WHAT NEEDS TO BE DONE: What is the count of lines below that include "this"? Reply with nothing else.

++++ DATA EXCERPTS

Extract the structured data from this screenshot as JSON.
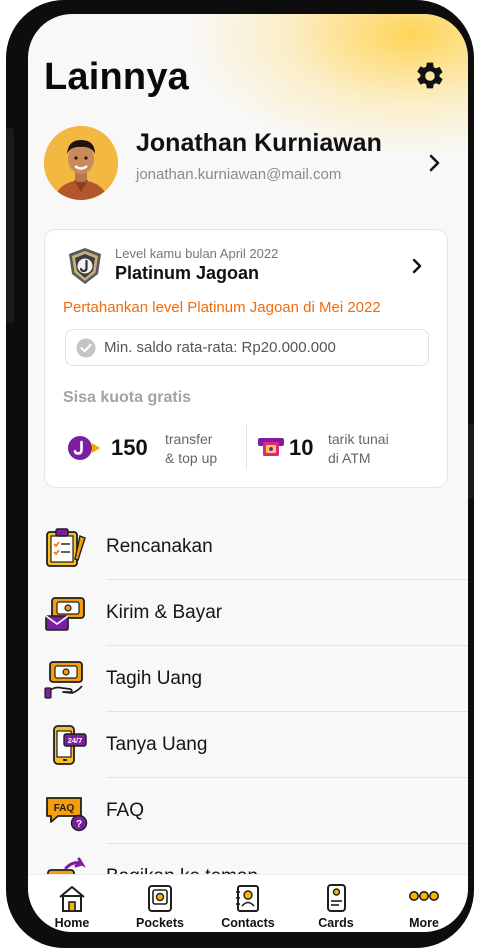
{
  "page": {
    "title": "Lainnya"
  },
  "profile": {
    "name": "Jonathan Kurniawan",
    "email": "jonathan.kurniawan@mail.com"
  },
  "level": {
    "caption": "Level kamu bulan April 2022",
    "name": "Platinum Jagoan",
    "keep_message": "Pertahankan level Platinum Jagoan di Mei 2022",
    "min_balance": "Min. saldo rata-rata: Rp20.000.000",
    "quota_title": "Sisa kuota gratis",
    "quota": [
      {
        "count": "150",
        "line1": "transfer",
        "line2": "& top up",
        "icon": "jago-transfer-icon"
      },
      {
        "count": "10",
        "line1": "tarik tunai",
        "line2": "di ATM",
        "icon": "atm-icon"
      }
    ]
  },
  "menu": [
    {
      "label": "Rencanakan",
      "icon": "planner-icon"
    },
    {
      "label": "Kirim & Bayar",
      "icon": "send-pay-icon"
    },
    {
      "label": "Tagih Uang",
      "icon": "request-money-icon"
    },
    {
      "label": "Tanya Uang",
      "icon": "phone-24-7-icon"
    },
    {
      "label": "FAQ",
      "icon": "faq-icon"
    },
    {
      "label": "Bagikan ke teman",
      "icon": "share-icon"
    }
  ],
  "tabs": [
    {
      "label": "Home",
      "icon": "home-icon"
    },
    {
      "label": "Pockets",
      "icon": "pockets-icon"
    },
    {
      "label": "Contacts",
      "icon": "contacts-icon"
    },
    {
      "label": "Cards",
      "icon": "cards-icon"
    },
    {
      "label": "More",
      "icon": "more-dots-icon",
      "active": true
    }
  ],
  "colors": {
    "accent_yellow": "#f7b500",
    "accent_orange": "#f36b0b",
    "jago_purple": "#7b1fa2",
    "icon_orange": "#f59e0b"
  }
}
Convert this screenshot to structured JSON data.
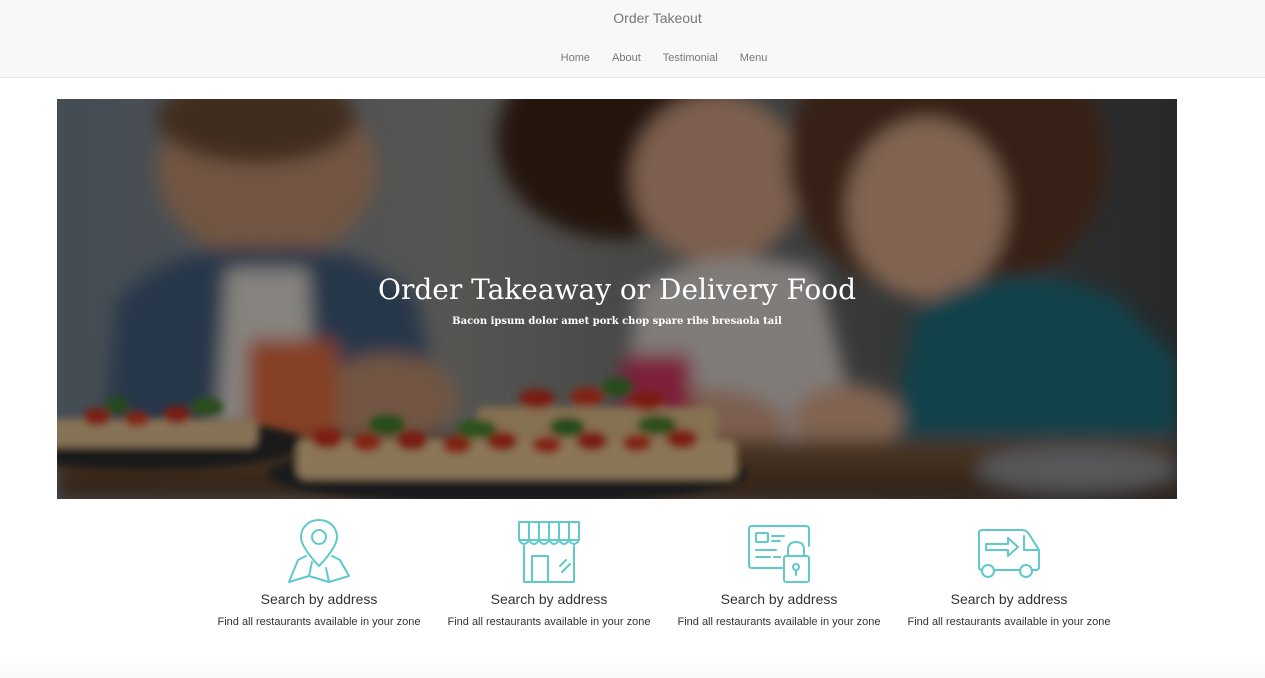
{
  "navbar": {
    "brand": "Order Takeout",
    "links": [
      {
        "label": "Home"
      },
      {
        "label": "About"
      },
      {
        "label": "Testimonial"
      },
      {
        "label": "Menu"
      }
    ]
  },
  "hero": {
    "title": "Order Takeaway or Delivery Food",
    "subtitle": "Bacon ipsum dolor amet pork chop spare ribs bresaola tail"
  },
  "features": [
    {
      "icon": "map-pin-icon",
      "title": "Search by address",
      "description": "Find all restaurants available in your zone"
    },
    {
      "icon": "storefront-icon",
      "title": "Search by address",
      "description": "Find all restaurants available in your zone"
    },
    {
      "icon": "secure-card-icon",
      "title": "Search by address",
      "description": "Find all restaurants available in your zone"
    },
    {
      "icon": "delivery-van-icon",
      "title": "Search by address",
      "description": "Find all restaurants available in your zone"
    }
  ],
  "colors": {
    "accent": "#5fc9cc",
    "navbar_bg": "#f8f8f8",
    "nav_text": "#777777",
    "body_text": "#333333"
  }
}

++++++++
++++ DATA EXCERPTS

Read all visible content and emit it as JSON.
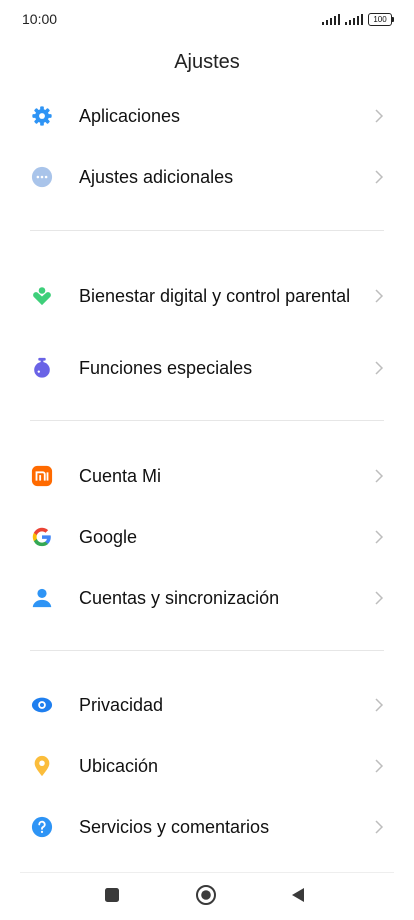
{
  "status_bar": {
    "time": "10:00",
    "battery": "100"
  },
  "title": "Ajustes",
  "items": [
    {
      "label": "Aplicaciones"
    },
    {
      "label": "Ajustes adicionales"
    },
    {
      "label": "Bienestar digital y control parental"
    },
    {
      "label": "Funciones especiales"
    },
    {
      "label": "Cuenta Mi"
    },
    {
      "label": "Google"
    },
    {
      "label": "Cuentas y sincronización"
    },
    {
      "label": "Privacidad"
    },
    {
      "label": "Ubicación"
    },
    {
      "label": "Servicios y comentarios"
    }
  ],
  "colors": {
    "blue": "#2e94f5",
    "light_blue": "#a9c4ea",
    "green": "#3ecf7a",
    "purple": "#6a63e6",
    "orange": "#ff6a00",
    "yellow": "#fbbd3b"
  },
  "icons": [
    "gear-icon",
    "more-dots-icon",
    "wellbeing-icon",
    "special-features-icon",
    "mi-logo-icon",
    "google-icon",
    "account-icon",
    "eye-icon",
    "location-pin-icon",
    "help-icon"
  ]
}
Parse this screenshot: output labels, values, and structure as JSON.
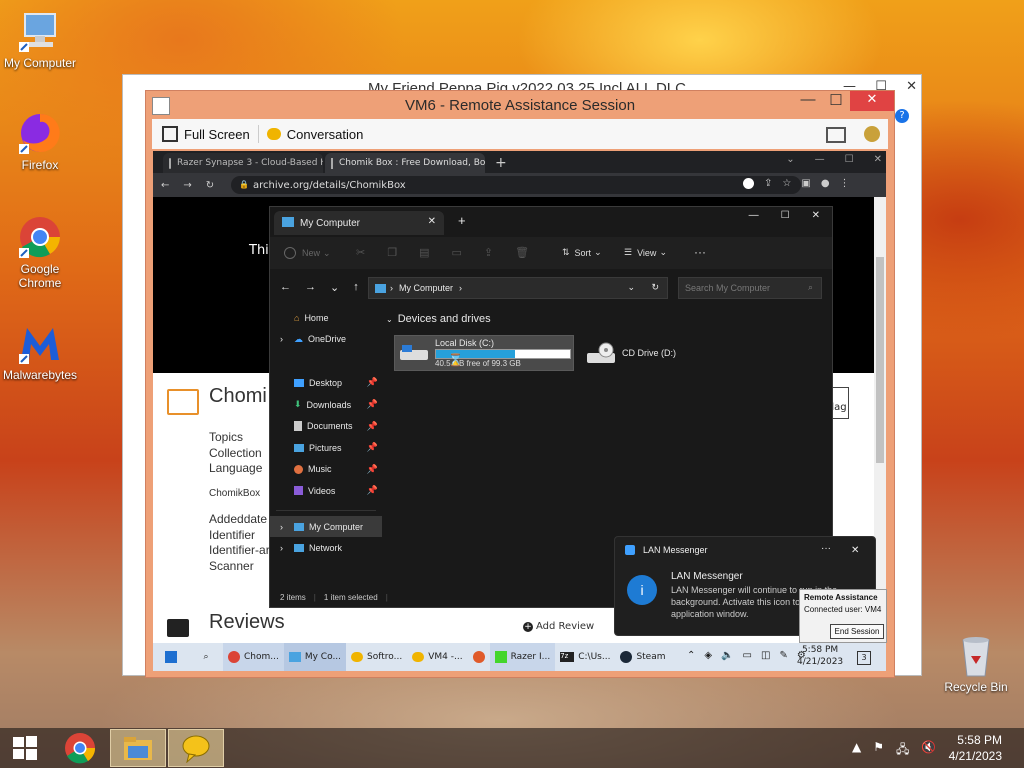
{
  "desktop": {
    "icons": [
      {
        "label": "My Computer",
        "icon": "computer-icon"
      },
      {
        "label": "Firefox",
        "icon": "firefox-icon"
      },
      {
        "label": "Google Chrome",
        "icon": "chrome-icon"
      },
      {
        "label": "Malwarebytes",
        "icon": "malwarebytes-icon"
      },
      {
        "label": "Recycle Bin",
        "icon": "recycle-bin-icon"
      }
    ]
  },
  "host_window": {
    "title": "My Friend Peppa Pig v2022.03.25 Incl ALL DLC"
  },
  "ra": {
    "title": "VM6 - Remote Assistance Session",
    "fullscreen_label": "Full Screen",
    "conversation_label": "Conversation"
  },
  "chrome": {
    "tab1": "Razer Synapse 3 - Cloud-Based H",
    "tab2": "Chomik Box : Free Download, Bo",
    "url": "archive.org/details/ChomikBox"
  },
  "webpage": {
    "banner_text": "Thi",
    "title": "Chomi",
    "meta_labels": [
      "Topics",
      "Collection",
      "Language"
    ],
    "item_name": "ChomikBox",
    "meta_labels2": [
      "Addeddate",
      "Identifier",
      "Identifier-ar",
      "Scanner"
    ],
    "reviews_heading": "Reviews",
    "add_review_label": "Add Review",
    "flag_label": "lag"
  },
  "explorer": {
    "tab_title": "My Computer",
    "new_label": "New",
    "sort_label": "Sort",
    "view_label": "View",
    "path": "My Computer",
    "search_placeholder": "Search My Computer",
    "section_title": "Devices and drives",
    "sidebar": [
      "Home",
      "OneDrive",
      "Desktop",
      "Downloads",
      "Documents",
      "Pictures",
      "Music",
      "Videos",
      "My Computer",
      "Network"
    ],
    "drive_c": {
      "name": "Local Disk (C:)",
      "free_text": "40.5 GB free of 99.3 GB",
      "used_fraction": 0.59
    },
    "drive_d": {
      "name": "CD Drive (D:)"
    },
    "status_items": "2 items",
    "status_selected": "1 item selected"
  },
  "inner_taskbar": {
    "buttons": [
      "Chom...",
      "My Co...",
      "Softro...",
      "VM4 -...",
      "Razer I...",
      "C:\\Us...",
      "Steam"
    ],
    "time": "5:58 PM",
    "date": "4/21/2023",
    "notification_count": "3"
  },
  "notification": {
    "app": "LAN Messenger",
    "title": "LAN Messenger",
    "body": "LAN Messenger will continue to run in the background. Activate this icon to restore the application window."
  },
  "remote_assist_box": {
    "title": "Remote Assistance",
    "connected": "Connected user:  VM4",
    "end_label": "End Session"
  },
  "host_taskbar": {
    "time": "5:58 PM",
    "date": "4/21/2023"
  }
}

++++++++
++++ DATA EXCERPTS

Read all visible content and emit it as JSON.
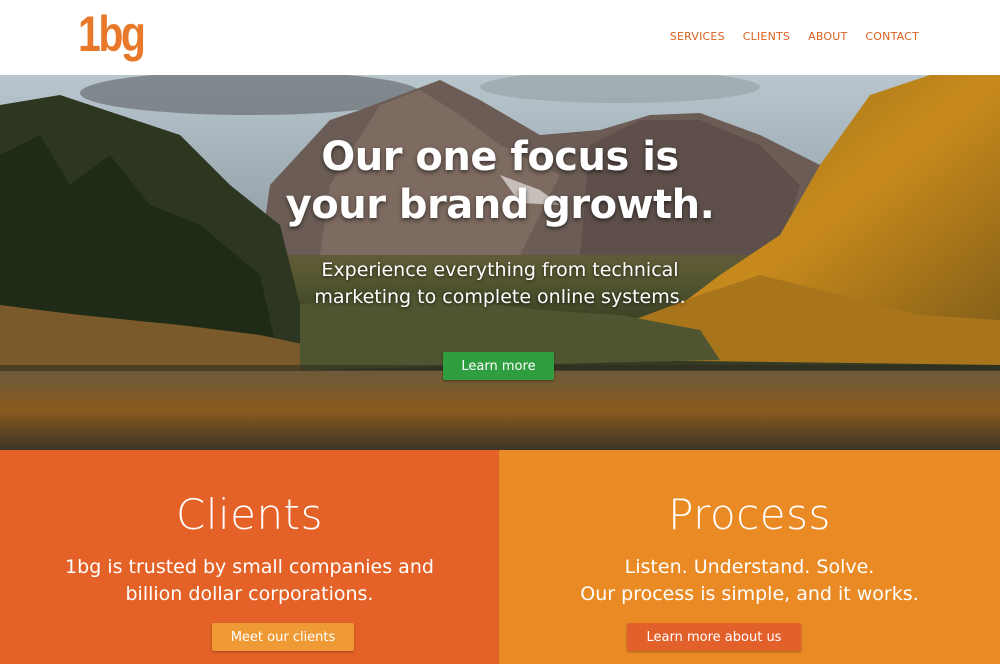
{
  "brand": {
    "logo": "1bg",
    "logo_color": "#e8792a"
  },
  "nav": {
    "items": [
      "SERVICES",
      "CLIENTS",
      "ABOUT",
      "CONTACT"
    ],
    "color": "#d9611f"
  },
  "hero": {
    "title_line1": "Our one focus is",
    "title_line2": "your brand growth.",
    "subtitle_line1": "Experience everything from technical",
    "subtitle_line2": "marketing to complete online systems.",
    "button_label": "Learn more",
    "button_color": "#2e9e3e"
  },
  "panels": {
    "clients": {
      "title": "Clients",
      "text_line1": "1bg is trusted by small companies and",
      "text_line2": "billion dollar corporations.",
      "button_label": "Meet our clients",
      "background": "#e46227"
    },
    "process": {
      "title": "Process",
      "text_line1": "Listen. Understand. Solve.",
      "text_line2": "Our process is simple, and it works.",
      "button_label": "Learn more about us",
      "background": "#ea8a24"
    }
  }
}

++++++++

TASK RESULT: 4